According to the research, despite 89% of workers favouring a four-day working week, flexible work remains the more popular alternative for employers seeking to generate job applications. Flexible working is defined as a way of working that suits the individual’s needs, with flexible start and finishing times and/or the freedom to work from home.

The research also found that only 16% of workers would accept a pay reduction in exchange for a shorter week. Seventy-three percent of respondents were open to the shorter week if pay did not decrease.

Over a third (37%) of employers have implemented a four-day working week, and 27% are considering it.

Generally, the reasons for employers’ support of the four-day working week are focused on employee wellbeing. The benefits cited include:

  • “better work-life balance” (51%)
  • “increased employee happiness” (43%)
  • “higher employee engagement” (41%)
  • “increased productivity” (36%)
  • “reduction of burnout” (36%)

James Reed, Chairman of Reed.co.uk, comments: “Despite strong arguments in favour of a four-day working week, evidenced also by recent UK trials, our research suggests that it may not be the best or most popular way for businesses to attract and retain top talent.

“The National Forum for Health and Wellbeing at Work has suggested that cramming five days’ work into four might contribute to stress. Instead, offering greater flexibility could be more impactful and more popular.

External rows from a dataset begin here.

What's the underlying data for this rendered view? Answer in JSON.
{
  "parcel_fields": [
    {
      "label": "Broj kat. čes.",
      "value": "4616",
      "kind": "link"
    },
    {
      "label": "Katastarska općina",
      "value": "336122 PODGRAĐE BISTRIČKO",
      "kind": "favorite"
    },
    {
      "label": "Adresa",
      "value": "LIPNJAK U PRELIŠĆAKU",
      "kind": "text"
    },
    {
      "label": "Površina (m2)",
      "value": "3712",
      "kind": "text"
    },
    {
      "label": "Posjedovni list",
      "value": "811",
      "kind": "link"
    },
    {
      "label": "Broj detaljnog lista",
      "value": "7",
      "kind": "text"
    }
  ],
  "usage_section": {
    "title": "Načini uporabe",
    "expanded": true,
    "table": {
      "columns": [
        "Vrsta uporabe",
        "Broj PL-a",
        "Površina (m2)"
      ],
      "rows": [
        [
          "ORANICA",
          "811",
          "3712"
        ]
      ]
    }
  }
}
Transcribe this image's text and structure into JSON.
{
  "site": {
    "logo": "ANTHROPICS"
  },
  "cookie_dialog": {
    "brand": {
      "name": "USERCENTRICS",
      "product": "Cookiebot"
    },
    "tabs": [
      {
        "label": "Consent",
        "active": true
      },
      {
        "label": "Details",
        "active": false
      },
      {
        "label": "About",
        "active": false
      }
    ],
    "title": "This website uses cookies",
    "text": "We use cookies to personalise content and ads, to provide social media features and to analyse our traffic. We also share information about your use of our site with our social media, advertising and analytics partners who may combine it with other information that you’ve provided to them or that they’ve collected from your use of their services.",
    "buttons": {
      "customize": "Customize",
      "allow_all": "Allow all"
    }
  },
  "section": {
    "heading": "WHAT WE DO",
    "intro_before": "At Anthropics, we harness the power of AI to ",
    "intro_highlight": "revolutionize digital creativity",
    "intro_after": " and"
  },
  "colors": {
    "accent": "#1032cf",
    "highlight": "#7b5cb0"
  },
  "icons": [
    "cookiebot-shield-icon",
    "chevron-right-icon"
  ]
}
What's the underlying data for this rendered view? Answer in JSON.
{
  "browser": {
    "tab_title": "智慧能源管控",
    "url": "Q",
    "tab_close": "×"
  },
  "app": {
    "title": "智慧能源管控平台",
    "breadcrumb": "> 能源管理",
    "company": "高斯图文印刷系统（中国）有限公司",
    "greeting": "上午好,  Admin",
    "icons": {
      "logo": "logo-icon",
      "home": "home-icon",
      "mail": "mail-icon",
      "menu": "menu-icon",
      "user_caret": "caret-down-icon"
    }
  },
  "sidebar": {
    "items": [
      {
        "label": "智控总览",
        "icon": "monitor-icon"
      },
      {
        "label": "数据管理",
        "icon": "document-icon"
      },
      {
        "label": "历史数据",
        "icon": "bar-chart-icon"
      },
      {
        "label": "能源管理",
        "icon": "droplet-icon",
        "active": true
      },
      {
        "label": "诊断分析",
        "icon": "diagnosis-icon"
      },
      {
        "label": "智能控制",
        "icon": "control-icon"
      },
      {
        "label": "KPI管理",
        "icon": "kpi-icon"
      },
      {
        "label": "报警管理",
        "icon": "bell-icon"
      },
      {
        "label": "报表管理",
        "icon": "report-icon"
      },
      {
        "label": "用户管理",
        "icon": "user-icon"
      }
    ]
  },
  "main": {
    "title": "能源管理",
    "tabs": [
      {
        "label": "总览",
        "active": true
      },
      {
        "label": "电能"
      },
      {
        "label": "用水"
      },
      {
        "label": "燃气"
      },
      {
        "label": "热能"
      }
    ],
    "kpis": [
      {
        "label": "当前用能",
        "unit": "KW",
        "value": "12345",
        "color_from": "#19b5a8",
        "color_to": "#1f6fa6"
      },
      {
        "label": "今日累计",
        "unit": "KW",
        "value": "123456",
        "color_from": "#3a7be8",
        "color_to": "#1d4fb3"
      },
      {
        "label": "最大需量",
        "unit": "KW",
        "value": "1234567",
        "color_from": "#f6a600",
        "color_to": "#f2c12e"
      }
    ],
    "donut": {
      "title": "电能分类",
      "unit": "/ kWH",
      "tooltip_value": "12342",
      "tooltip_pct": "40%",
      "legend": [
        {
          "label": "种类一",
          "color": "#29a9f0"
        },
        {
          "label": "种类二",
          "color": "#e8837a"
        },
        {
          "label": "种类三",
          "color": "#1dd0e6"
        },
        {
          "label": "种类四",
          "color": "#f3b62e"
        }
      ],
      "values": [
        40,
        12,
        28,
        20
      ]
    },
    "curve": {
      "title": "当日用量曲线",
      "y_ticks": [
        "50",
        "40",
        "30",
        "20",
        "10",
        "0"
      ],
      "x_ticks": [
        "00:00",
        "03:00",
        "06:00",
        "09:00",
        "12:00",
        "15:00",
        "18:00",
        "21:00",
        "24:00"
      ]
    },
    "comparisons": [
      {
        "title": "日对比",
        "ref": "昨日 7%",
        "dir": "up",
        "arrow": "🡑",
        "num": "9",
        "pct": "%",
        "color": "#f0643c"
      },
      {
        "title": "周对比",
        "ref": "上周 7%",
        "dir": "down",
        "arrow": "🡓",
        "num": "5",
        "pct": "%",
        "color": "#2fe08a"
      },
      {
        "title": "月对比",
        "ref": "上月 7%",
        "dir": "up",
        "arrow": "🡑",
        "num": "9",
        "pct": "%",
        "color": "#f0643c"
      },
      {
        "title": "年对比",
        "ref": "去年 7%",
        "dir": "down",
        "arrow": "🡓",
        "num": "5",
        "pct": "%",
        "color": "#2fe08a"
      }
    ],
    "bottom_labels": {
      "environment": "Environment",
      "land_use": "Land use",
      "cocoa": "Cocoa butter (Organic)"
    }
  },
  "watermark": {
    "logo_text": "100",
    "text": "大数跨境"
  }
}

“Amid a highly competitive labour market, it’s encouraging to see so many employers open to exploring new and creative methods to attract candidates. The era of the traditional 9-to-5, five day working week is over and it’s now more important than ever for employers and employees alike to embrace flexible and inclusive working patterns that will allow everyone to contribute to the workforce.”

Share this article on social media